Five Westcountry MPs rebelled against Government orders to help defeat the Government over military action in Syria.
In total, some 39 Conservative and Liberal Democrat politicians rejected instructions to vote in favour "in principle" after illegal chemical weapons attacks on civilians.
Those that sided with Labour included Tories Richard Drax (South Dorset), Anne Marie Morris (Newton Abbot) and Sarah Wollaston (Totnes), and Lib Dems Andrew George (St Ives) and Dan Rogerson (North Cornwall).
Mr Rogerson said he was "not convinced" remote missile strikes "will save any lives or improve the situation for Syrian people". He added: "The use of chemical weapons, whether in war between countries or as here by a regime against its own people, is abhorrent to everyone.
"Those responsible must face the full weight of international law as others have done, from Nazi war criminals through to those involved in the Balkan genocides.
"The focus for British foreign policy now must be pursuing diplomatic routes as well as offering humanitarian aid in order to achieve a peaceful resolution as soon as possible."
Mr Rogerson, elected in 2005, supported a "defined objective" to remove Colonel Gaddafi in Libya – but intervention in Syria "will not help those at risk of persecution".
"I respect the views of those colleagues who decided that a response to the use of chemical weapons was the most important consideration, and I know that like me they did not vote they way they did lightly," he added.
Mrs Morris, elected in 2010, said: "The deployment of chemical weapons in Syria is abhorrent and has been rightly condemned. However, I believe military action should only be taken to defend the country and the national interest.
"I do not believe taking military action against Syria meets this test. Indeed, military action offers no guarantee of success and an almost certain loss of life. I therefore decided to vote against the Government motion."
In the Commons on Thursday, Dr Wollaston said to be "wary of war is not to stand idly by" and Mr George warned limited strikes could result in "mission creep".
But other MPs defended their decision to back the Government. George Eustice, Conservative MP for Camborne and Redruth, said Parliament had "made a mistake".

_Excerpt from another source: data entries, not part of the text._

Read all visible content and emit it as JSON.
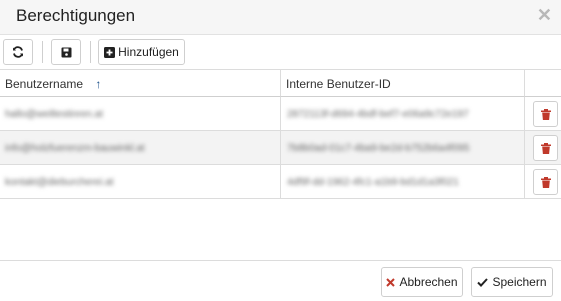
{
  "dialog": {
    "title": "Berechtigungen",
    "close_glyph": "✕"
  },
  "toolbar": {
    "add_label": "Hinzufügen",
    "icons": [
      "refresh-icon",
      "save-icon",
      "plus-square-icon"
    ]
  },
  "table": {
    "columns": [
      "Benutzername",
      "Interne Benutzer-ID"
    ],
    "sort_indicator": "↑",
    "rows": [
      {
        "username": "hallo@weiltestinren.at",
        "user_id": "2872113f-d694-4bdf-bef7-e06a9c72e197"
      },
      {
        "username": "info@holzfuerenzm-bauwinkl.at",
        "user_id": "7b8b0ad-01c7-4ba9-be2d-b752b6a4f095"
      },
      {
        "username": "kontakt@dieburcherei.at",
        "user_id": "4df9f-dd-1962-4fc1-a1b9-bd1d1a3f021"
      }
    ]
  },
  "footer": {
    "cancel_label": "Abbrechen",
    "save_label": "Speichern"
  },
  "colors": {
    "danger": "#c0392b",
    "text": "#222222",
    "border": "#cfcfcf"
  }
}
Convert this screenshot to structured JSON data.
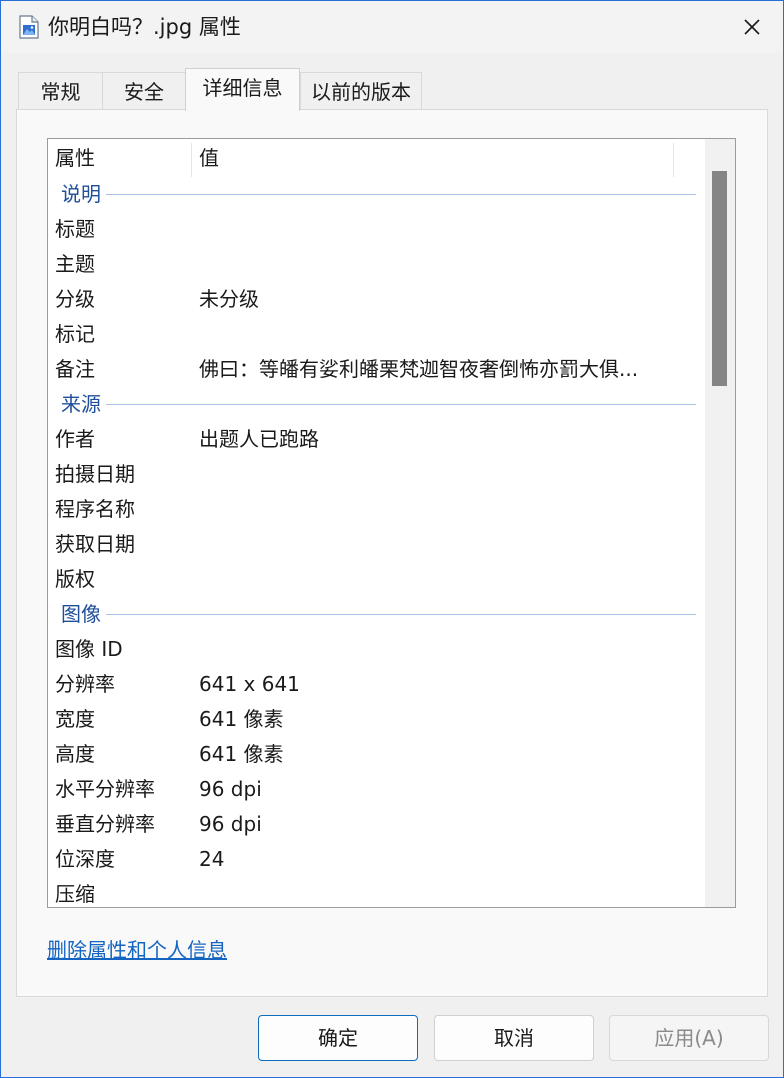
{
  "window": {
    "title": "你明白吗？.jpg 属性",
    "close_glyph": "✕"
  },
  "tabs": [
    {
      "label": "常规"
    },
    {
      "label": "安全"
    },
    {
      "label": "详细信息"
    },
    {
      "label": "以前的版本"
    }
  ],
  "table": {
    "col_property": "属性",
    "col_value": "值",
    "groups": [
      {
        "label": "说明",
        "rows": [
          {
            "name": "标题",
            "value": ""
          },
          {
            "name": "主题",
            "value": ""
          },
          {
            "name": "分级",
            "value": "未分级"
          },
          {
            "name": "标记",
            "value": ""
          },
          {
            "name": "备注",
            "value": "佛曰：等皤有娑利皤栗梵迦智夜奢倒怖亦罰大俱..."
          }
        ]
      },
      {
        "label": "来源",
        "rows": [
          {
            "name": "作者",
            "value": "出题人已跑路"
          },
          {
            "name": "拍摄日期",
            "value": ""
          },
          {
            "name": "程序名称",
            "value": ""
          },
          {
            "name": "获取日期",
            "value": ""
          },
          {
            "name": "版权",
            "value": ""
          }
        ]
      },
      {
        "label": "图像",
        "rows": [
          {
            "name": "图像 ID",
            "value": ""
          },
          {
            "name": "分辨率",
            "value": "641 x 641"
          },
          {
            "name": "宽度",
            "value": "641 像素"
          },
          {
            "name": "高度",
            "value": "641 像素"
          },
          {
            "name": "水平分辨率",
            "value": "96 dpi"
          },
          {
            "name": "垂直分辨率",
            "value": "96 dpi"
          },
          {
            "name": "位深度",
            "value": "24"
          },
          {
            "name": "压缩",
            "value": ""
          }
        ]
      }
    ]
  },
  "remove_link": "删除属性和个人信息",
  "buttons": {
    "ok": "确定",
    "cancel": "取消",
    "apply": "应用(A)"
  },
  "colors": {
    "accent": "#0f6cbd",
    "group_text": "#1f4f9a",
    "link": "#1565c0"
  },
  "icons": {
    "title": "image-file-icon",
    "close": "close-icon"
  }
}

He went on: "I can understand people's reluctance to commit to military action given our experience in Iraq. However we must never allow our most recent conflict to cloud our judgement about current events.
"The Prime Minister was clear that this would have been a very limited intervention designed solely to prevent the use of chemical weapons. Britain should not turn its back whilst atrocities like this are being committed and I believe Parliament made a mistake."